The pattern is not new. One of Nazi Germany’s first priorities after the invasion of Poland was the targeting of Polish Jewish academics and intellectuals. Raphael Lemkin had good cause to know intimately the pattern of acts that build up, sometime initially unnoticed, towards genocide.
 
Apart from the deprivations inflicted by the state, there is the exclusion from it, particularly exclusion from participation in the governance of the country. Sri Lanka’s military is 99% Sinhalese. It was so in 1983, before the armed conflict erupted, as Harvard academic Stanley Tambiah noted then.
 
Apart from the token Tamil minister, especially the Sinhala sycophantic Lakshman Kadirgamar, or the pro-government paramilitary leader, Douglas Devananda, the control of the state is in Sinhala hands. Indeed, Sri Lanka’s two main parties are predominantly Sinhala.
 
The Sri Lankan state bureaucracy is Sinhala-ised and even radicalised against Tamils. So is the judiciary. And these trends are not recent, the expulsion and exclusion of Tamils can be traced back to the fifties, shortly after independence.
 
The infamous ‘Sinhala Only’ language Act of 1956 is a quintessential icon of the exclusionary ethos of the Sri Lankan state. The point of the Act was to remove Tamils from the machinery of state.
 
A study of Sri Lankan legislation, including the present constitution, graphically demonstrates the privileging of Sinhala-Buddhism over other ethnic and religious identities.
 
There are the longer term trends which are discernible.
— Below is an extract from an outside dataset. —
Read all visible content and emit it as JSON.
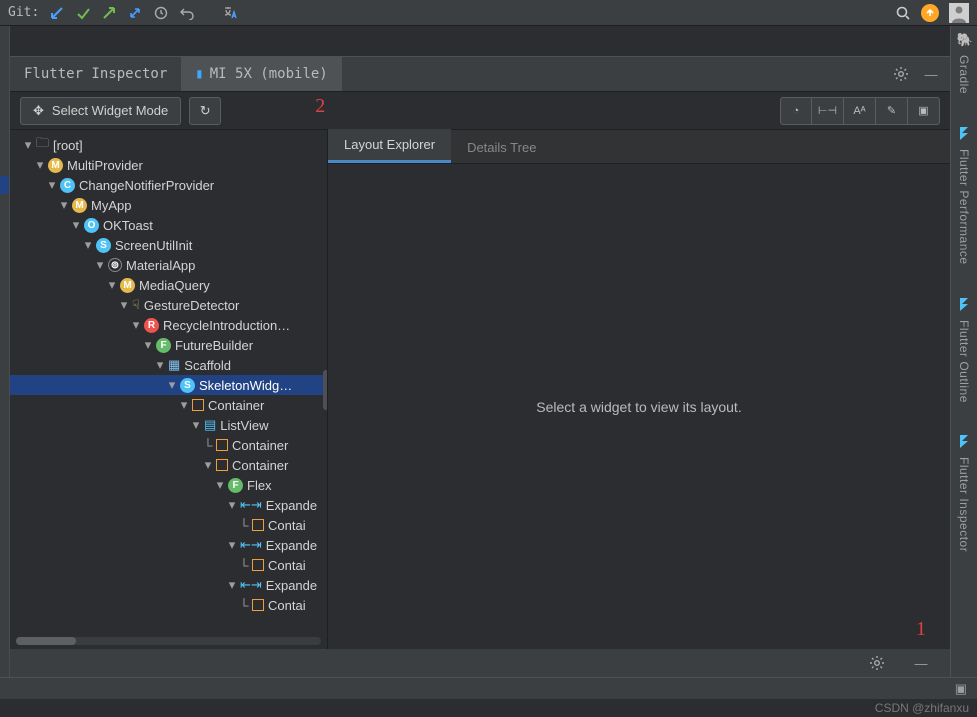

Then there is the scale and pattern of displacement (and resettlement/colonisation). The patterns, nature and intensity of economic embargo and military violence are there to see.
 
Although mass killings are not a common feature of the conflict now – and may not be as long as the threat of Tamil militant retaliation exits – there is a pattern to the disappearances and killings of Tamils.
 
All of this must be viewed in the context of Raphael Lemkin’s comment that genocide “is intended rather to signify a coordinated plan of different actions aiming at the destruction of essential foundations of the life of national groups, with the aim of annihilating the groups themselves. The objectives of such a plan would be the disintegration of the political and social institutions, of culture, language, national feelings, religion, and the economic existence.”